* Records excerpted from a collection
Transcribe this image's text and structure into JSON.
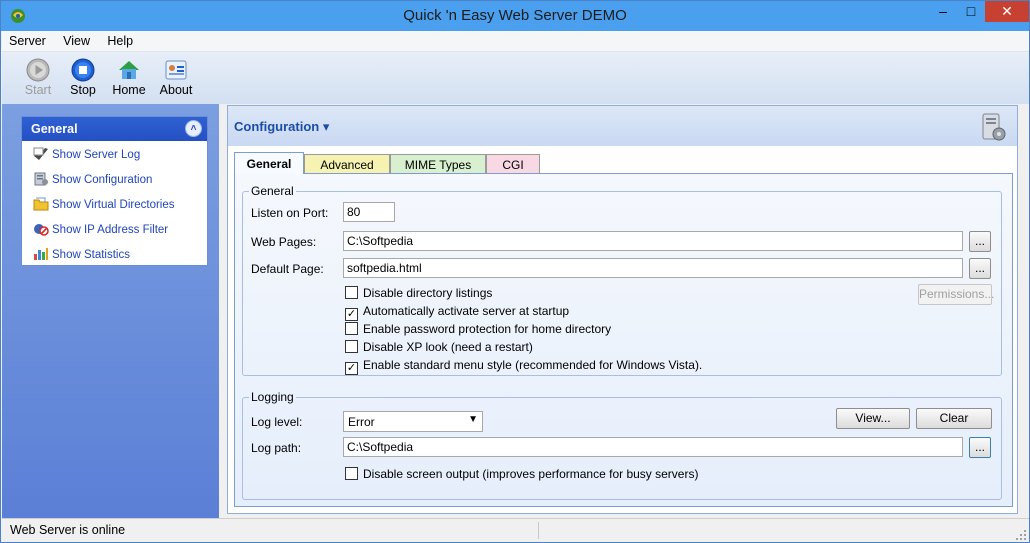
{
  "window": {
    "title": "Quick 'n Easy Web Server DEMO",
    "minimize": "–",
    "maximize": "□",
    "close": "✕"
  },
  "menu": {
    "items": [
      "Server",
      "View",
      "Help"
    ]
  },
  "toolbar": {
    "start": "Start",
    "stop": "Stop",
    "home": "Home",
    "about": "About"
  },
  "sidebar": {
    "header": "General",
    "collapse_glyph": "˄",
    "items": [
      {
        "label": "Show Server Log",
        "icon": "server-log-icon"
      },
      {
        "label": "Show Configuration",
        "icon": "configuration-icon"
      },
      {
        "label": "Show Virtual Directories",
        "icon": "folder-icon"
      },
      {
        "label": "Show IP Address Filter",
        "icon": "ip-filter-icon"
      },
      {
        "label": "Show Statistics",
        "icon": "statistics-icon"
      }
    ]
  },
  "config": {
    "title": "Configuration",
    "dropdown_glyph": "▾",
    "tabs": [
      "General",
      "Advanced",
      "MIME Types",
      "CGI"
    ],
    "general": {
      "group_label": "General",
      "listen_port_label": "Listen on Port:",
      "listen_port_value": "80",
      "web_pages_label": "Web Pages:",
      "web_pages_value": "C:\\Softpedia",
      "default_page_label": "Default Page:",
      "default_page_value": "softpedia.html",
      "browse_label": "...",
      "permissions_label": "Permissions...",
      "checkboxes": [
        {
          "label": "Disable directory listings",
          "checked": false
        },
        {
          "label": "Automatically activate server at startup",
          "checked": true
        },
        {
          "label": "Enable password protection for home directory",
          "checked": false
        },
        {
          "label": "Disable XP look (need a restart)",
          "checked": false
        },
        {
          "label": "Enable standard menu style (recommended for Windows Vista).",
          "checked": true
        }
      ]
    },
    "logging": {
      "group_label": "Logging",
      "log_level_label": "Log level:",
      "log_level_value": "Error",
      "view_label": "View...",
      "clear_label": "Clear",
      "log_path_label": "Log path:",
      "log_path_value": "C:\\Softpedia",
      "browse_label": "...",
      "disable_screen_output": {
        "label": "Disable screen output (improves performance for busy servers)",
        "checked": false
      }
    }
  },
  "status": {
    "text": "Web Server is online"
  },
  "colors": {
    "title_bar": "#4aa0ee",
    "close_button": "#c74132",
    "sidebar_header": "#2450c3",
    "link": "#2145b8",
    "config_title": "#1b4ea8",
    "tab_advanced": "#f6f3b2",
    "tab_mime": "#d8f0cf",
    "tab_cgi": "#f8d9e3"
  }
}
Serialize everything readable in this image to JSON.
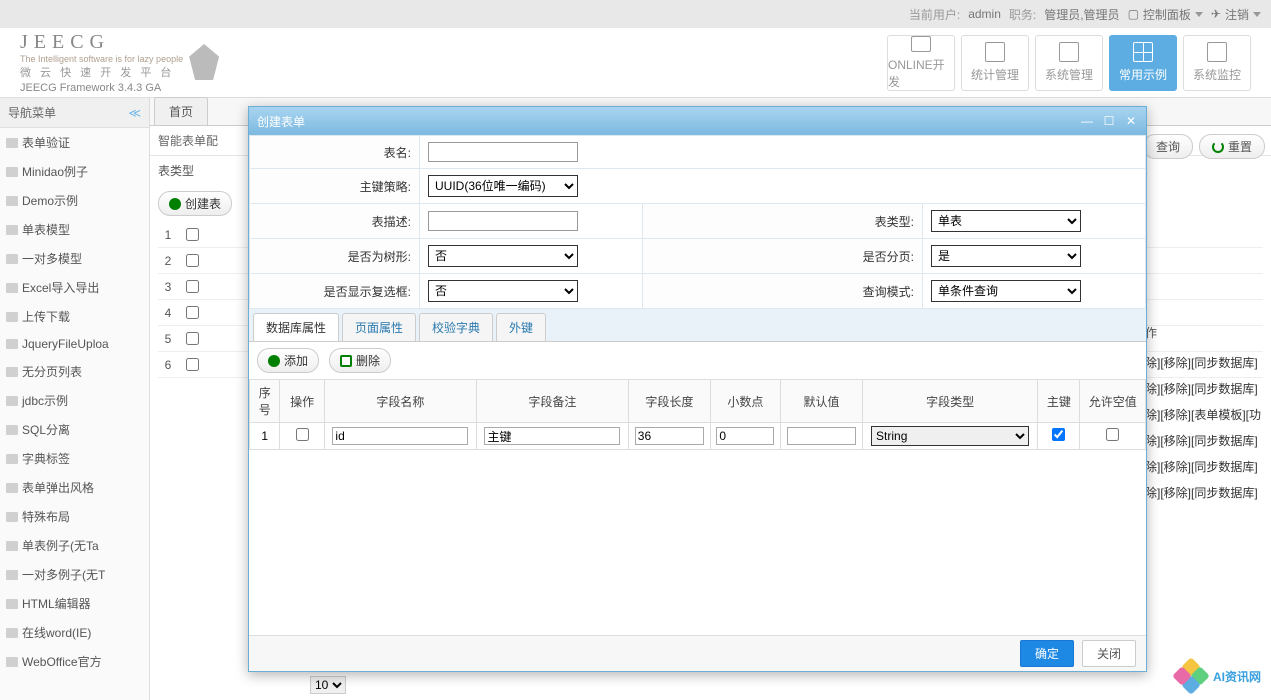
{
  "topbar": {
    "user_label": "当前用户:",
    "user": "admin",
    "role_label": "职务:",
    "role": "管理员,管理员",
    "panel": "控制面板",
    "logout": "注销"
  },
  "logo": {
    "title": "JEECG",
    "sub1": "The Intelligent software is for lazy people",
    "sub2": "微 云 快 速 开 发 平 台",
    "version": "JEECG Framework 3.4.3 GA"
  },
  "nav": [
    {
      "label": "ONLINE开发"
    },
    {
      "label": "统计管理"
    },
    {
      "label": "系统管理"
    },
    {
      "label": "常用示例"
    },
    {
      "label": "系统监控"
    }
  ],
  "sidebar": {
    "title": "导航菜单",
    "items": [
      "表单验证",
      "Minidao例子",
      "Demo示例",
      "单表模型",
      "一对多模型",
      "Excel导入导出",
      "上传下载",
      "JqueryFileUploa",
      "无分页列表",
      "jdbc示例",
      "SQL分离",
      "字典标签",
      "表单弹出风格",
      "特殊布局",
      "单表例子(无Ta",
      "一对多例子(无T",
      "HTML编辑器",
      "在线word(IE)",
      "WebOffice官方"
    ]
  },
  "tabs": {
    "home": "首页"
  },
  "page": {
    "subnav": "智能表单配",
    "subnav2": "表类型",
    "create": "创建表",
    "search_btn": "查询",
    "reset_btn": "重置",
    "op_col": "作",
    "rows": [
      1,
      2,
      3,
      4,
      5,
      6
    ],
    "actions": [
      "除][移除][同步数据库]",
      "除][移除][同步数据库]",
      "除][移除][表单模板][功",
      "除][移除][同步数据库]",
      "除][移除][同步数据库]",
      "除][移除][同步数据库]"
    ],
    "pager_options": [
      "10"
    ]
  },
  "dialog": {
    "title": "创建表单",
    "form": {
      "table_name": {
        "label": "表名:",
        "value": ""
      },
      "pk_strategy": {
        "label": "主键策略:",
        "value": "UUID(36位唯一编码)"
      },
      "table_desc": {
        "label": "表描述:",
        "value": ""
      },
      "table_type": {
        "label": "表类型:",
        "value": "单表"
      },
      "is_tree": {
        "label": "是否为树形:",
        "value": "否"
      },
      "is_page": {
        "label": "是否分页:",
        "value": "是"
      },
      "show_checkbox": {
        "label": "是否显示复选框:",
        "value": "否"
      },
      "query_mode": {
        "label": "查询模式:",
        "value": "单条件查询"
      }
    },
    "subtabs": [
      "数据库属性",
      "页面属性",
      "校验字典",
      "外键"
    ],
    "toolbar": {
      "add": "添加",
      "delete": "删除"
    },
    "grid": {
      "headers": [
        "序号",
        "操作",
        "字段名称",
        "字段备注",
        "字段长度",
        "小数点",
        "默认值",
        "字段类型",
        "主键",
        "允许空值"
      ],
      "row": {
        "num": "1",
        "name": "id",
        "remark": "主键",
        "length": "36",
        "decimal": "0",
        "default": "",
        "type": "String",
        "pk": true,
        "nullable": false
      }
    },
    "footer": {
      "ok": "确定",
      "close": "关闭"
    }
  },
  "watermark": "AI资讯网"
}
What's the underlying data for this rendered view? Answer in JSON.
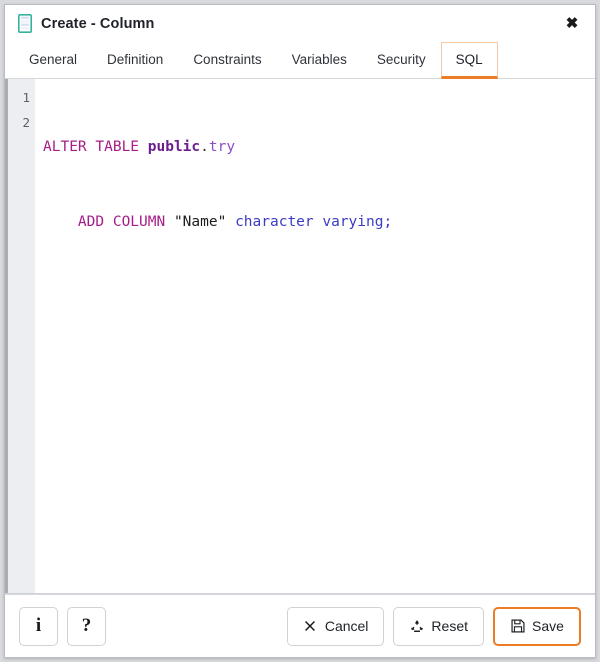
{
  "window": {
    "title": "Create - Column",
    "icon": "column-icon",
    "close_label": "✖"
  },
  "tabs": [
    {
      "label": "General",
      "active": false
    },
    {
      "label": "Definition",
      "active": false
    },
    {
      "label": "Constraints",
      "active": false
    },
    {
      "label": "Variables",
      "active": false
    },
    {
      "label": "Security",
      "active": false
    },
    {
      "label": "SQL",
      "active": true
    }
  ],
  "sql_editor": {
    "line_numbers": [
      "1",
      "2"
    ],
    "lines": [
      {
        "tokens": [
          {
            "text": "ALTER TABLE ",
            "type": "keyword"
          },
          {
            "text": "public",
            "type": "schema"
          },
          {
            "text": ".",
            "type": "punct"
          },
          {
            "text": "try",
            "type": "object"
          }
        ]
      },
      {
        "tokens": [
          {
            "text": "    ",
            "type": "plain"
          },
          {
            "text": "ADD COLUMN ",
            "type": "keyword"
          },
          {
            "text": "\"Name\" ",
            "type": "string"
          },
          {
            "text": "character varying;",
            "type": "type"
          }
        ]
      }
    ],
    "plain_text": "ALTER TABLE public.try\n    ADD COLUMN \"Name\" character varying;"
  },
  "footer": {
    "info_label": "i",
    "help_label": "?",
    "cancel_label": "Cancel",
    "cancel_icon": "cross-icon",
    "reset_label": "Reset",
    "reset_icon": "recycle-icon",
    "save_label": "Save",
    "save_icon": "floppy-disk-icon"
  },
  "colors": {
    "accent": "#ec7c26",
    "accent_light": "#f6c9a4",
    "keyword": "#a71d85",
    "schema": "#6b1f8f",
    "object": "#8c4bc9",
    "datatype": "#3b3bc4",
    "icon_teal": "#38b2a0",
    "gutter_bg": "#eceef2",
    "page_bg": "#d8dade"
  }
}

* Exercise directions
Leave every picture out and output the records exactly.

* The completed task
Transcribe this image's text and structure into JSON.
{
  "window": {
    "title": "Quick 'n Easy Web Server DEMO",
    "minimize": "–",
    "maximize": "□",
    "close": "✕"
  },
  "menu": {
    "items": [
      "Server",
      "View",
      "Help"
    ]
  },
  "toolbar": {
    "start": "Start",
    "stop": "Stop",
    "home": "Home",
    "about": "About"
  },
  "sidebar": {
    "header": "General",
    "collapse_glyph": "˄",
    "items": [
      {
        "label": "Show Server Log",
        "icon": "server-log-icon"
      },
      {
        "label": "Show Configuration",
        "icon": "configuration-icon"
      },
      {
        "label": "Show Virtual Directories",
        "icon": "folder-icon"
      },
      {
        "label": "Show IP Address Filter",
        "icon": "ip-filter-icon"
      },
      {
        "label": "Show Statistics",
        "icon": "statistics-icon"
      }
    ]
  },
  "config": {
    "title": "Configuration",
    "dropdown_glyph": "▾",
    "tabs": [
      "General",
      "Advanced",
      "MIME Types",
      "CGI"
    ],
    "general": {
      "group_label": "General",
      "listen_port_label": "Listen on Port:",
      "listen_port_value": "80",
      "web_pages_label": "Web Pages:",
      "web_pages_value": "C:\\Softpedia",
      "default_page_label": "Default Page:",
      "default_page_value": "softpedia.html",
      "browse_label": "...",
      "permissions_label": "Permissions...",
      "checkboxes": [
        {
          "label": "Disable directory listings",
          "checked": false
        },
        {
          "label": "Automatically activate server at startup",
          "checked": true
        },
        {
          "label": "Enable password protection for home directory",
          "checked": false
        },
        {
          "label": "Disable XP look (need a restart)",
          "checked": false
        },
        {
          "label": "Enable standard menu style (recommended for Windows Vista).",
          "checked": true
        }
      ]
    },
    "logging": {
      "group_label": "Logging",
      "log_level_label": "Log level:",
      "log_level_value": "Error",
      "view_label": "View...",
      "clear_label": "Clear",
      "log_path_label": "Log path:",
      "log_path_value": "C:\\Softpedia",
      "browse_label": "...",
      "disable_screen_output": {
        "label": "Disable screen output (improves performance for busy servers)",
        "checked": false
      }
    }
  },
  "status": {
    "text": "Web Server is online"
  },
  "colors": {
    "title_bar": "#4aa0ee",
    "close_button": "#c74132",
    "sidebar_header": "#2450c3",
    "link": "#2145b8",
    "config_title": "#1b4ea8",
    "tab_advanced": "#f6f3b2",
    "tab_mime": "#d8f0cf",
    "tab_cgi": "#f8d9e3"
  }
}
Serialize everything readable in this image to JSON.
{
  "topbar": {
    "user_label": "当前用户:",
    "user": "admin",
    "role_label": "职务:",
    "role": "管理员,管理员",
    "panel": "控制面板",
    "logout": "注销"
  },
  "logo": {
    "title": "JEECG",
    "sub1": "The Intelligent software is for lazy people",
    "sub2": "微 云 快 速 开 发 平 台",
    "version": "JEECG Framework 3.4.3 GA"
  },
  "nav": [
    {
      "label": "ONLINE开发"
    },
    {
      "label": "统计管理"
    },
    {
      "label": "系统管理"
    },
    {
      "label": "常用示例"
    },
    {
      "label": "系统监控"
    }
  ],
  "sidebar": {
    "title": "导航菜单",
    "items": [
      "表单验证",
      "Minidao例子",
      "Demo示例",
      "单表模型",
      "一对多模型",
      "Excel导入导出",
      "上传下载",
      "JqueryFileUploa",
      "无分页列表",
      "jdbc示例",
      "SQL分离",
      "字典标签",
      "表单弹出风格",
      "特殊布局",
      "单表例子(无Ta",
      "一对多例子(无T",
      "HTML编辑器",
      "在线word(IE)",
      "WebOffice官方"
    ]
  },
  "tabs": {
    "home": "首页"
  },
  "page": {
    "subnav": "智能表单配",
    "subnav2": "表类型",
    "create": "创建表",
    "search_btn": "查询",
    "reset_btn": "重置",
    "op_col": "作",
    "rows": [
      1,
      2,
      3,
      4,
      5,
      6
    ],
    "actions": [
      "除][移除][同步数据库]",
      "除][移除][同步数据库]",
      "除][移除][表单模板][功",
      "除][移除][同步数据库]",
      "除][移除][同步数据库]",
      "除][移除][同步数据库]"
    ],
    "pager_options": [
      "10"
    ]
  },
  "dialog": {
    "title": "创建表单",
    "form": {
      "table_name": {
        "label": "表名:",
        "value": ""
      },
      "pk_strategy": {
        "label": "主键策略:",
        "value": "UUID(36位唯一编码)"
      },
      "table_desc": {
        "label": "表描述:",
        "value": ""
      },
      "table_type": {
        "label": "表类型:",
        "value": "单表"
      },
      "is_tree": {
        "label": "是否为树形:",
        "value": "否"
      },
      "is_page": {
        "label": "是否分页:",
        "value": "是"
      },
      "show_checkbox": {
        "label": "是否显示复选框:",
        "value": "否"
      },
      "query_mode": {
        "label": "查询模式:",
        "value": "单条件查询"
      }
    },
    "subtabs": [
      "数据库属性",
      "页面属性",
      "校验字典",
      "外键"
    ],
    "toolbar": {
      "add": "添加",
      "delete": "删除"
    },
    "grid": {
      "headers": [
        "序号",
        "操作",
        "字段名称",
        "字段备注",
        "字段长度",
        "小数点",
        "默认值",
        "字段类型",
        "主键",
        "允许空值"
      ],
      "row": {
        "num": "1",
        "name": "id",
        "remark": "主键",
        "length": "36",
        "decimal": "0",
        "default": "",
        "type": "String",
        "pk": true,
        "nullable": false
      }
    },
    "footer": {
      "ok": "确定",
      "close": "关闭"
    }
  },
  "watermark": "AI资讯网"
}
What's the underlying data for this rendered view? Answer in JSON.
{
  "window": {
    "title": "Create - Column",
    "icon": "column-icon",
    "close_label": "✖"
  },
  "tabs": [
    {
      "label": "General",
      "active": false
    },
    {
      "label": "Definition",
      "active": false
    },
    {
      "label": "Constraints",
      "active": false
    },
    {
      "label": "Variables",
      "active": false
    },
    {
      "label": "Security",
      "active": false
    },
    {
      "label": "SQL",
      "active": true
    }
  ],
  "sql_editor": {
    "line_numbers": [
      "1",
      "2"
    ],
    "lines": [
      {
        "tokens": [
          {
            "text": "ALTER TABLE ",
            "type": "keyword"
          },
          {
            "text": "public",
            "type": "schema"
          },
          {
            "text": ".",
            "type": "punct"
          },
          {
            "text": "try",
            "type": "object"
          }
        ]
      },
      {
        "tokens": [
          {
            "text": "    ",
            "type": "plain"
          },
          {
            "text": "ADD COLUMN ",
            "type": "keyword"
          },
          {
            "text": "\"Name\" ",
            "type": "string"
          },
          {
            "text": "character varying;",
            "type": "type"
          }
        ]
      }
    ],
    "plain_text": "ALTER TABLE public.try\n    ADD COLUMN \"Name\" character varying;"
  },
  "footer": {
    "info_label": "i",
    "help_label": "?",
    "cancel_label": "Cancel",
    "cancel_icon": "cross-icon",
    "reset_label": "Reset",
    "reset_icon": "recycle-icon",
    "save_label": "Save",
    "save_icon": "floppy-disk-icon"
  },
  "colors": {
    "accent": "#ec7c26",
    "accent_light": "#f6c9a4",
    "keyword": "#a71d85",
    "schema": "#6b1f8f",
    "object": "#8c4bc9",
    "datatype": "#3b3bc4",
    "icon_teal": "#38b2a0",
    "gutter_bg": "#eceef2",
    "page_bg": "#d8dade"
  }
}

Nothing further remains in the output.